constructive dilemma. This is obvious when put this way, but its power is when we don't knowwhichof the $A_i$ should be true, but we can conclude $B$ is true regardless.We claim $f$ is computable. To see this, note that there are only two cases: either $0^n$ (a run of $n$ consecutive 0's) exists in the decimal representation of $\pi$ for arbitrarily large $n$ , or there is a greatest integer $m$ such that $0^m$ exists in the decimal representation of $\pi$ (but $0^{m+1}$ doesn't).

Case 1: There are arbitrarily long runs of 0's.Thus for any $n$ , $f(n) = 1$ . This function is clearly computable: the algorithm simply returns 1 and halts.

Case 2: There is a longest run of 0's (and longer ones don't exist).Suppose that the maximum length is $m$ . Then $f$ is also computable: if $n \le m$ , then return 1, otherwise return 0. In either case, the function halts. Note that

we don't know what $m$ is, butit doesn't matter. This uses the above result; $A_i$ is the proposition "the longest run of 0's is of $i$ 0's", and $B$ is the proposition " $f$ is computable". Clearly one of the $A_i$ 's is true (from the assumption of the case; if none is true, we have Case 1), and we have just shown $A_i \rightarrow B$ for all $i$ . Thus $B$ is true; $f$ is computable.Now, those two cases are exhaustive, and so we can apply the result again. Either Case 1 or Case 2 is true, but in both cases, $f$ is computable. So the end result is
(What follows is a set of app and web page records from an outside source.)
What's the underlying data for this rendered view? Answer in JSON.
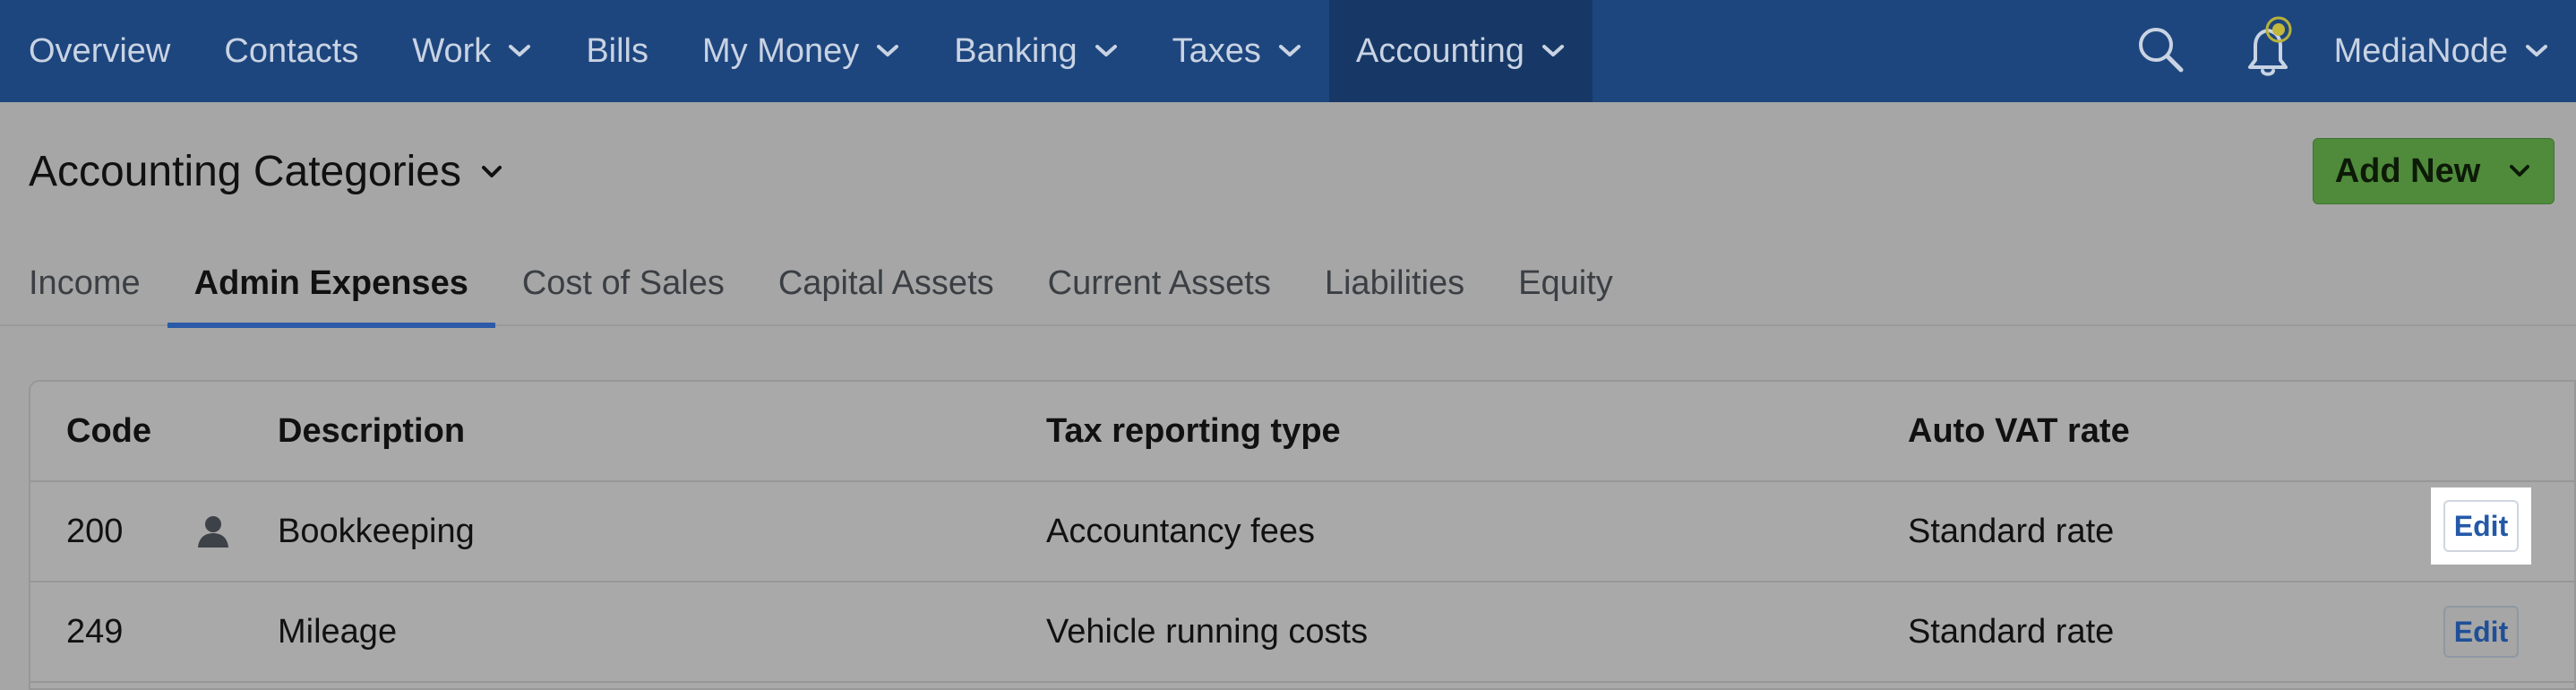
{
  "nav": {
    "items": [
      {
        "label": "Overview",
        "has_dropdown": false,
        "active": false
      },
      {
        "label": "Contacts",
        "has_dropdown": false,
        "active": false
      },
      {
        "label": "Work",
        "has_dropdown": true,
        "active": false
      },
      {
        "label": "Bills",
        "has_dropdown": false,
        "active": false
      },
      {
        "label": "My Money",
        "has_dropdown": true,
        "active": false
      },
      {
        "label": "Banking",
        "has_dropdown": true,
        "active": false
      },
      {
        "label": "Taxes",
        "has_dropdown": true,
        "active": false
      },
      {
        "label": "Accounting",
        "has_dropdown": true,
        "active": true
      }
    ],
    "user_name": "MediaNode"
  },
  "page": {
    "title": "Accounting Categories",
    "add_new_label": "Add New"
  },
  "tabs": [
    {
      "label": "Income",
      "active": false
    },
    {
      "label": "Admin Expenses",
      "active": true
    },
    {
      "label": "Cost of Sales",
      "active": false
    },
    {
      "label": "Capital Assets",
      "active": false
    },
    {
      "label": "Current Assets",
      "active": false
    },
    {
      "label": "Liabilities",
      "active": false
    },
    {
      "label": "Equity",
      "active": false
    }
  ],
  "table": {
    "headers": {
      "code": "Code",
      "description": "Description",
      "tax_type": "Tax reporting type",
      "vat": "Auto VAT rate"
    },
    "rows": [
      {
        "code": "200",
        "has_user_icon": true,
        "description": "Bookkeeping",
        "tax_type": "Accountancy fees",
        "vat": "Standard rate",
        "edit": "Edit"
      },
      {
        "code": "249",
        "has_user_icon": false,
        "description": "Mileage",
        "tax_type": "Vehicle running costs",
        "vat": "Standard rate",
        "edit": "Edit"
      }
    ]
  },
  "colors": {
    "nav_bg": "#1e467e",
    "nav_active_bg": "#173866",
    "accent_tab": "#2a5aa8",
    "add_new_bg": "#4f8b3b",
    "overlay_bg": "#a6a6a6"
  }
}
$f$ is computable, even though we don't actually know which case is true.